Tues., April 30 2024 2pm-4pm · Encore Sat., May 4 1pm-3pm at Cape Vincent Community Library · 157 N Real Street, Cape Vincent NY
Ed Young – “An Immense World”
As humans, we experience the world around us from our own fixed perspectives. Have you ever considered what a human looks like to an elephant? Or how the world around you might sound if you were a bird?
The earth teems with sights and textures, sounds and vibrations, smells and tastes, electric and magnetic fields. But every kind of animal, including humans, is enclosed within its own unique sensory bubble, perceiving but a tiny sliver of our immense world. Funny, rigorous, and suffused with the joy of discovery, An Immense World takes us on what Marcel Proust called “the only true voyage . . . not to visit strange lands, but to possess other eyes.
”Ed Yong is a Pulitzer Prize–winning science writer on the staff of The Atlantic, where he also won the George Polk Award for science reporting, among other honors. His first book, I Contain Multitudes, was a New York Times bestseller and won numerous awards. His work has appeared in The New Yorker, National Geographic, Wired, The New York Times, Scientific American, and more.
Tues., May 14, 2024 2pm-4pm · Encore Sat., May 18 1pm-3pm at Cape Vincent Community Library · 157 N Real Street, Cape Vincent NY
Jesmyn Ward – “Let Us Descend”
Winner of two National Book Awards for Fiction, Jesmyn Ward’s latest novel Let Us Descend is a reimagining of American slavery, as beautifully rendered as it is heart-wrenching.
Let Us Descend is a reimagining of American slavery, as beautifully rendered as it is heart-wrenching. Searching, harrowing, and replete with transcendent love, the novel is a journey from the rice fields of the Carolinas to the slave markets of New Orleans and into the fearsome heart of a Louisiana sugar plantation. This miracle of a novel inscribes Black American grief and joy into the very land—the rich but unforgiving forests, swamps, and rivers of the American South.
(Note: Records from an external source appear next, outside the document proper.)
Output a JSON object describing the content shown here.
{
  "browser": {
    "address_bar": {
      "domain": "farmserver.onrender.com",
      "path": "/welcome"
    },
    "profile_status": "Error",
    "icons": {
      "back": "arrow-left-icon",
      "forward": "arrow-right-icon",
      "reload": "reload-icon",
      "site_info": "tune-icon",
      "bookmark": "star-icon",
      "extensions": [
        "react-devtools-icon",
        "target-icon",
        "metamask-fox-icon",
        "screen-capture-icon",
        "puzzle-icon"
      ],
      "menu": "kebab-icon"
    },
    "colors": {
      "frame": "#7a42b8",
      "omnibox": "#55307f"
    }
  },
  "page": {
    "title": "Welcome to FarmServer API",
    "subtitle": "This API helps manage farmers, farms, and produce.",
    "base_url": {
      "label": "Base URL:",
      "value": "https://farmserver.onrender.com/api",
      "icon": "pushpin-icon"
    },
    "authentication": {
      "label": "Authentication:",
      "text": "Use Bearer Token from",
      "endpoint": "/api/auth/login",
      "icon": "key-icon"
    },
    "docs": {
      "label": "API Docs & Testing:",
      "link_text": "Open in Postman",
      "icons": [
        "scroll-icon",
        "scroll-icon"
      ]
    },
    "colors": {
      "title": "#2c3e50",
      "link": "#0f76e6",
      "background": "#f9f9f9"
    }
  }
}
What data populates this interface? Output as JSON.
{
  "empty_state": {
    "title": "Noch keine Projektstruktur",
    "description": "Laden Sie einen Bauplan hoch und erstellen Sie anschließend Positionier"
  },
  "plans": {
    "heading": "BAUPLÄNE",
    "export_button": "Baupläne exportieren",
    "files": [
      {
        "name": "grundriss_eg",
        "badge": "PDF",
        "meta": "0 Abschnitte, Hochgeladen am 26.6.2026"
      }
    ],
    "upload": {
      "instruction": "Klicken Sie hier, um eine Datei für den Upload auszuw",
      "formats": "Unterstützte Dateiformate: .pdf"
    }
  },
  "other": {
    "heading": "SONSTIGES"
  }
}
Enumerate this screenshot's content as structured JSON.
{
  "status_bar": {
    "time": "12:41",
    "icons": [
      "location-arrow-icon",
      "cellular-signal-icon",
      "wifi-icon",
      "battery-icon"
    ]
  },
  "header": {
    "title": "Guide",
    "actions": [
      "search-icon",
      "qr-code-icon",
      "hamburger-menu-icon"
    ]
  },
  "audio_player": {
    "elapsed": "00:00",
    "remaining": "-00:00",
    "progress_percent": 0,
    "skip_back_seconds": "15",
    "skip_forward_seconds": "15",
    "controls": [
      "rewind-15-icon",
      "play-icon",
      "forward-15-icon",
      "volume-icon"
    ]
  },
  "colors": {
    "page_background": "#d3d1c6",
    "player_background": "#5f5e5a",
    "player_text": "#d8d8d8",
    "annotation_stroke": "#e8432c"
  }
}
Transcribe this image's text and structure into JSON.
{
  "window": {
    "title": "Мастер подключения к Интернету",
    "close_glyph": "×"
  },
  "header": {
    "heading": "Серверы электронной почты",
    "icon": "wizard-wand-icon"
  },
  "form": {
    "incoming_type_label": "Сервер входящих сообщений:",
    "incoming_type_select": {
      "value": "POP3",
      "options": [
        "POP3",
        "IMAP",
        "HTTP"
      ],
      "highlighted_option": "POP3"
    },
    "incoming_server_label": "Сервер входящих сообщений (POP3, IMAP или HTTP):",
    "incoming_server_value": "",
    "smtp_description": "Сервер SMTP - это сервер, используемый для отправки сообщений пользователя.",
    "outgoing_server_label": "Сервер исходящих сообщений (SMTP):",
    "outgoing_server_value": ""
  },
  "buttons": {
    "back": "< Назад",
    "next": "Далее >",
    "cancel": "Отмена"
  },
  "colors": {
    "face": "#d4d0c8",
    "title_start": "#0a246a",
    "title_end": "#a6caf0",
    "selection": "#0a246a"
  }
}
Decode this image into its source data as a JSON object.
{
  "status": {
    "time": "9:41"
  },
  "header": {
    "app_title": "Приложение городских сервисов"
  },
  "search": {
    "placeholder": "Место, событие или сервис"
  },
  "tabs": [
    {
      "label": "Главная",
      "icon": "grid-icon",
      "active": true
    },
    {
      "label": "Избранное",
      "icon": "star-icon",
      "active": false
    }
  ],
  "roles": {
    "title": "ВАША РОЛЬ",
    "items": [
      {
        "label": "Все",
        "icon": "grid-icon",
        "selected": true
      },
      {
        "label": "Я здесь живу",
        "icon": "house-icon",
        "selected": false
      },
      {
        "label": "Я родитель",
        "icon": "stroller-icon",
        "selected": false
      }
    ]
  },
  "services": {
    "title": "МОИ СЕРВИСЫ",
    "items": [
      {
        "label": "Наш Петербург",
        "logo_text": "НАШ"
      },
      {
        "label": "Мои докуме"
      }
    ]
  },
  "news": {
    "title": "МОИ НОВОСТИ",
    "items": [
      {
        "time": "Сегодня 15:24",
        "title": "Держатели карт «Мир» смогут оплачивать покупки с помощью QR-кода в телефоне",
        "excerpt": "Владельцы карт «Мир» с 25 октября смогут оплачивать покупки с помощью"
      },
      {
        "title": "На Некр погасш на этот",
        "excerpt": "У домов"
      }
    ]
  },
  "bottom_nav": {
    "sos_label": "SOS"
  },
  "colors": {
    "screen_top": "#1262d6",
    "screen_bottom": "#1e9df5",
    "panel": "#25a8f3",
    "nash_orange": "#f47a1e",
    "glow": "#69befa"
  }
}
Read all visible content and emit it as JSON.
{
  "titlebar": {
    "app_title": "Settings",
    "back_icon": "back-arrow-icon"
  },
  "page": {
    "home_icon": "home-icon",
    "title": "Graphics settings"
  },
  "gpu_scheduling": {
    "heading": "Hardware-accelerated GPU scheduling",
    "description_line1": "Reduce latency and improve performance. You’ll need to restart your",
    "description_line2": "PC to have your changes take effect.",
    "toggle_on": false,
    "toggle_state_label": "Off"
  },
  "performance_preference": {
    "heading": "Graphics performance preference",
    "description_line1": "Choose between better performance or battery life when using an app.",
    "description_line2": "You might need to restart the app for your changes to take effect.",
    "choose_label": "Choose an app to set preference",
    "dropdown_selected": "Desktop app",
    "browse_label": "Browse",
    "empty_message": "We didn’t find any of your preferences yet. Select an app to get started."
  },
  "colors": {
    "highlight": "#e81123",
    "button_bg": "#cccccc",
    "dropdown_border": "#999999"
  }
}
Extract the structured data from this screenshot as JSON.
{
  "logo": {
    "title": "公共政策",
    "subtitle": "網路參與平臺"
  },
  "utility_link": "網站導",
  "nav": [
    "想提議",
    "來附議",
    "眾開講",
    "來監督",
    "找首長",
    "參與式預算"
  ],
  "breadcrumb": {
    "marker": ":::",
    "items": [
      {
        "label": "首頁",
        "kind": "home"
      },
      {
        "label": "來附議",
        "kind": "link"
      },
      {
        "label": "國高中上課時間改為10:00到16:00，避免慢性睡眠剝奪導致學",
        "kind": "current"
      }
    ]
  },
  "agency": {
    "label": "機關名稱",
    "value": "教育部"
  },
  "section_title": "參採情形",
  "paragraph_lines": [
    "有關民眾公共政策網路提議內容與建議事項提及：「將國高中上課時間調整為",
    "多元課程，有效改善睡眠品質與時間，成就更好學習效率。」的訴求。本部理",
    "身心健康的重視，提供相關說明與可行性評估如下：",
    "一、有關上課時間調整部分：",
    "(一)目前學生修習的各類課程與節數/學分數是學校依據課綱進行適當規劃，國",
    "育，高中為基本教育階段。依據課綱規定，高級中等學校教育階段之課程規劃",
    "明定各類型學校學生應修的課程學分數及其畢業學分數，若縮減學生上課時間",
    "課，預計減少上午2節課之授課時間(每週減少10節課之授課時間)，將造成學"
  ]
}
Jesmyn Ward is the historic winner—first woman and first Black American—of two National Book Awards for Fiction for Sing, Unburied, Sing (2017) and Salvage the Bones(2011). She is also the author of Where the Line Bleeds and Men We Reaped, which was a finalist for the National Book Critics Circle Award and won the Chicago TribuneHeartland Prize and the Media for a Just Society Award.